# Parenthesis

A **parenthesis** is a punctuation mark used to enclose information, similar to a bracket. The **open parenthesis**, which looks like **(**, is used to begin **parenthetical text**. The **close parenthesis**, **)**, denotes the end of parenthetical text. The plural of parenthesis is **parentheses**.

Parentheses are also called **curved brackets**, especially outside of the United States.

## How to type parentheses

To type an open parenthesis on a U.S. keyboard, hold down the `Shift` and press `9` at the top of the keyboard. To type a close parenthesis, hold `Shift` and press `0` (zero).

To create a tilde on a smartphone or tablet, open the touch keyboard, switch to the numbers (123) or symbols (sym) section, and touch the "**(**" or "**)**" symbol.

## What are parentheses used for?

- In writing, parentheses can express additional information, an aside, or special remarks. For instance, "The child received a stern lecture (and he deserved it)."
- In mathematical expressions, parentheses denote priority in the order of operations. Parts of the expression enclosed in parentheses are to be calculated first, and the result used in the rest of the expression. For instance, in this expression:

5 + 2 x 5 = 15

Multiplication is peformed before addition, according to the standard order of operations. However, in this expression:

( 5 + 2 ) x 5 = 35

The addition inside the parentheses is performed first, and the sum is then used in the rest of the expression. This kind of math expression, where the result depends upon the position of parentheses, is called non-associative.

- In many computer programming languages, parentheses have a special purpose. For example, they are frequently used to enclose arguments to functions and methods.
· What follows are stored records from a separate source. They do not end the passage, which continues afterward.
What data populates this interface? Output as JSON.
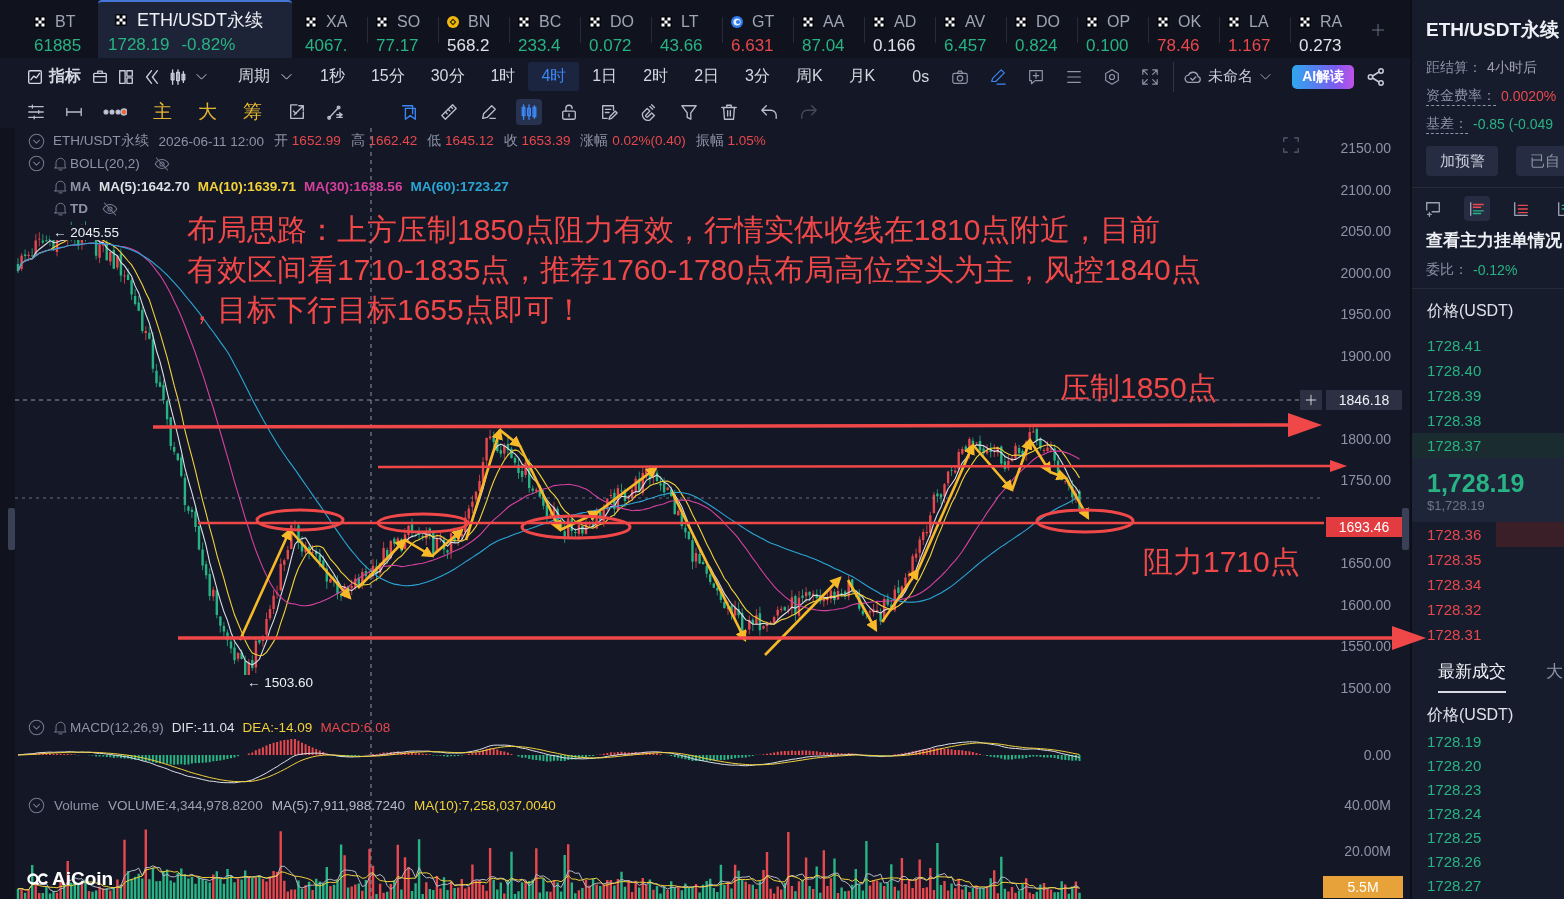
{
  "tabs": [
    {
      "kind": "x",
      "symbol": "BT",
      "price": "61885",
      "color": "#27b383",
      "selected": false
    },
    {
      "kind": "x",
      "symbol": "ETH/USDT永续",
      "price": "1728.19",
      "change": "-0.82%",
      "color": "#27b383",
      "selected": true
    },
    {
      "kind": "x",
      "symbol": "XA",
      "price": "4067.",
      "color": "#27b383",
      "selected": false
    },
    {
      "kind": "x",
      "symbol": "SO",
      "price": "77.17",
      "color": "#27b383",
      "selected": false
    },
    {
      "kind": "coin",
      "symbol": "BN",
      "price": "568.2",
      "color": "#dfe2ea",
      "selected": false
    },
    {
      "kind": "x",
      "symbol": "BC",
      "price": "233.4",
      "color": "#27b383",
      "selected": false
    },
    {
      "kind": "x",
      "symbol": "DO",
      "price": "0.072",
      "color": "#27b383",
      "selected": false
    },
    {
      "kind": "x",
      "symbol": "LT",
      "price": "43.66",
      "color": "#27b383",
      "selected": false
    },
    {
      "kind": "ring",
      "symbol": "GT",
      "price": "6.631",
      "color": "#e8484d",
      "selected": false
    },
    {
      "kind": "x",
      "symbol": "AA",
      "price": "87.04",
      "color": "#27b383",
      "selected": false
    },
    {
      "kind": "x",
      "symbol": "AD",
      "price": "0.166",
      "color": "#dfe2ea",
      "selected": false
    },
    {
      "kind": "x",
      "symbol": "AV",
      "price": "6.457",
      "color": "#27b383",
      "selected": false
    },
    {
      "kind": "x",
      "symbol": "DO",
      "price": "0.824",
      "color": "#27b383",
      "selected": false
    },
    {
      "kind": "x",
      "symbol": "OP",
      "price": "0.100",
      "color": "#27b383",
      "selected": false
    },
    {
      "kind": "x",
      "symbol": "OK",
      "price": "78.46",
      "color": "#e8484d",
      "selected": false
    },
    {
      "kind": "x",
      "symbol": "LA",
      "price": "1.167",
      "color": "#e8484d",
      "selected": false
    },
    {
      "kind": "x",
      "symbol": "RA",
      "price": "0.273",
      "color": "#dfe2ea",
      "selected": false
    }
  ],
  "toolbar": {
    "indicators": "指标",
    "period_menu": "周期",
    "periods": [
      {
        "label": "1秒",
        "selected": false
      },
      {
        "label": "15分",
        "selected": false
      },
      {
        "label": "30分",
        "selected": false
      },
      {
        "label": "1时",
        "selected": false
      },
      {
        "label": "4时",
        "selected": true
      },
      {
        "label": "1日",
        "selected": false
      },
      {
        "label": "2时",
        "selected": false
      },
      {
        "label": "2日",
        "selected": false
      },
      {
        "label": "3分",
        "selected": false
      },
      {
        "label": "周K",
        "selected": false
      },
      {
        "label": "月K",
        "selected": false
      }
    ],
    "countdown": "0s",
    "tools": [
      {
        "kind": "camera",
        "on": false
      },
      {
        "kind": "pen",
        "on": true
      },
      {
        "kind": "comment",
        "on": false
      },
      {
        "kind": "list",
        "on": false
      },
      {
        "kind": "settings",
        "on": false
      },
      {
        "kind": "expand",
        "on": false
      }
    ],
    "layout_name": "未命名",
    "ai_button": "AI解读"
  },
  "drawing_toolbar": {
    "quick_buttons": [
      "主",
      "大",
      "筹"
    ],
    "tools": [
      {
        "kind": "bookmark",
        "on": true,
        "selected": false,
        "disabled": false
      },
      {
        "kind": "ruler",
        "on": false,
        "selected": false,
        "disabled": false
      },
      {
        "kind": "eraser",
        "on": false,
        "selected": false,
        "disabled": false
      },
      {
        "kind": "candles",
        "on": true,
        "selected": true,
        "disabled": false
      },
      {
        "kind": "lock",
        "on": false,
        "selected": false,
        "disabled": false
      },
      {
        "kind": "note",
        "on": false,
        "selected": false,
        "disabled": false
      },
      {
        "kind": "magnet",
        "on": false,
        "selected": false,
        "disabled": false
      },
      {
        "kind": "filter",
        "on": false,
        "selected": false,
        "disabled": false
      },
      {
        "kind": "trash",
        "on": false,
        "selected": false,
        "disabled": false
      },
      {
        "kind": "undo",
        "on": false,
        "selected": false,
        "disabled": false
      },
      {
        "kind": "redo",
        "on": false,
        "selected": false,
        "disabled": true
      }
    ]
  },
  "legend": {
    "symbol": "ETH/USDT永续",
    "time": "2026-06-11 12:00",
    "color": "#e8484d",
    "fields": [
      {
        "label": "开",
        "value": "1652.99"
      },
      {
        "label": "高",
        "value": "1662.42"
      },
      {
        "label": "低",
        "value": "1645.12"
      },
      {
        "label": "收",
        "value": "1653.39"
      },
      {
        "label": "涨幅",
        "value": "0.02%(0.40)"
      },
      {
        "label": "振幅",
        "value": "1.05%"
      }
    ],
    "boll": "BOLL(20,2)",
    "ma_label": "MA",
    "ma": [
      {
        "text": "MA(5):1642.70",
        "color": "#dcdfe6"
      },
      {
        "text": "MA(10):1639.71",
        "color": "#f2d13a"
      },
      {
        "text": "MA(30):1638.56",
        "color": "#d6409f"
      },
      {
        "text": "MA(60):1723.27",
        "color": "#2aa6d6"
      }
    ],
    "td": "TD"
  },
  "analysis_note": [
    "布局思路：上方压制1850点阻力有效，行情实体收线在1810点附近，目前",
    "有效区间看1710-1835点，推荐1760-1780点布局高位空头为主，风控1840点",
    "，目标下行目标1655点即可！"
  ],
  "resistance_label": "压制1850点",
  "support_label": "阻力1710点",
  "chart_markers": {
    "high": "← 2045.55",
    "low": "← 1503.60"
  },
  "price_axis": {
    "ticks": [
      "2150.00",
      "2100.00",
      "2050.00",
      "2000.00",
      "1950.00",
      "1900.00",
      "1800.00",
      "1750.00",
      "1650.00",
      "1600.00",
      "1550.00",
      "1500.00"
    ],
    "crosshair_price": "1846.18",
    "last_price_tag": "1693.46"
  },
  "macd": {
    "label": "MACD(12,26,9)",
    "values": [
      {
        "text": "DIF:-11.04",
        "color": "#dcdfe6"
      },
      {
        "text": "DEA:-14.09",
        "color": "#f2d13a"
      },
      {
        "text": "MACD:6.08",
        "color": "#e8484d"
      }
    ],
    "axis": [
      "0.00"
    ]
  },
  "volume": {
    "label": "Volume",
    "values": [
      {
        "text": "VOLUME:4,344,978.8200",
        "color": "#9aa0b0"
      },
      {
        "text": "MA(5):7,911,988.7240",
        "color": "#b4b8c4"
      },
      {
        "text": "MA(10):7,258,037.0040",
        "color": "#f2d13a"
      }
    ],
    "axis": [
      "40.00M",
      "20.00M"
    ],
    "current_tag": "5.5M"
  },
  "chart_logo": "AiCoin",
  "side_panel": {
    "title": "ETH/USDT永续",
    "stats": [
      {
        "label": "距结算：",
        "value": "4小时后",
        "color": "#9ca1b2",
        "dotted": false
      },
      {
        "label": "资金费率：",
        "value": "0.0020%",
        "color": "#e8484d",
        "dotted": true
      },
      {
        "label": "基差：",
        "value": "-0.85 (-0.049",
        "color": "#27b383",
        "dotted": true
      }
    ],
    "buttons": [
      "加预警",
      "已自"
    ],
    "views": [
      {
        "kind": "comment",
        "selected": false
      },
      {
        "kind": "both",
        "selected": true
      },
      {
        "kind": "bids",
        "selected": false
      },
      {
        "kind": "asks",
        "selected": false
      }
    ],
    "depth_title": "查看主力挂单情况",
    "ratio": {
      "label": "委比：",
      "value": "-0.12%",
      "color": "#27b383"
    },
    "book_header": "价格(USDT)",
    "asks": [
      {
        "price": "1728.41"
      },
      {
        "price": "1728.40"
      },
      {
        "price": "1728.39"
      },
      {
        "price": "1728.38"
      },
      {
        "price": "1728.37",
        "level": 1
      }
    ],
    "last_price": {
      "text": "1,728.19",
      "color": "#27b383"
    },
    "last_price_usd": "$1,728.19",
    "bids": [
      {
        "price": "1728.36",
        "level": 0.45
      },
      {
        "price": "1728.35"
      },
      {
        "price": "1728.34"
      },
      {
        "price": "1728.32"
      },
      {
        "price": "1728.31"
      }
    ],
    "trade_tabs": [
      {
        "label": "最新成交",
        "selected": true
      },
      {
        "label": "大",
        "selected": false
      }
    ],
    "trades_header": "价格(USDT)",
    "trades": [
      {
        "price": "1728.19",
        "color": "#27b383"
      },
      {
        "price": "1728.20",
        "color": "#27b383"
      },
      {
        "price": "1728.23",
        "color": "#27b383"
      },
      {
        "price": "1728.24",
        "color": "#27b383"
      },
      {
        "price": "1728.25",
        "color": "#27b383"
      },
      {
        "price": "1728.26",
        "color": "#27b383"
      },
      {
        "price": "1728.27",
        "color": "#27b383"
      }
    ]
  }
}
In languages such as Lisp, parentheses define an s-expression.
- In regular expressions, parentheses are used for pattern grouping and capturing.
- In spreadsheet applications such as Microsoft Excel, parentheses are used in formulas.
- When introducing an acronym for the first time that may not be known by the reader parentheses may be used to contain the full form. For example,
*HTML (Hypertext Markup Language)*.

## Parentheses in computer programming

Below is an example of how parentheses may be used in an if statement, using the Perl programming language.

if ($test =~ /[a-zA-z]/) { print "It works!\n"; }

## Regular expression parentheses

With regular expressions, parentheses capture text. For example, in the following Perl regular expression, the variable $piglatin takes anything beginning with "th" and moves it to the end of the line.

$piglatin =~ s/^(th)(.*)/\2\1/i;

## Parentheses in spreadsheet formulas

The following example shows how a formula using parentheses may appear in Microsoft Excel. In the example below, the formula adds cells A1 through A5 to get a total sum.

=sum(a1:a5)

## Parenthesis vs parentheses

Parenthesis describes a single "(" or ")" mark and is considered singular. Parentheses is the plural version that describes both the "(" and ")" marks. For example, in the below sentence "random access memory" is contained within parentheses.

RAM (random access memory) is a type of computer memory that stores information temporarily.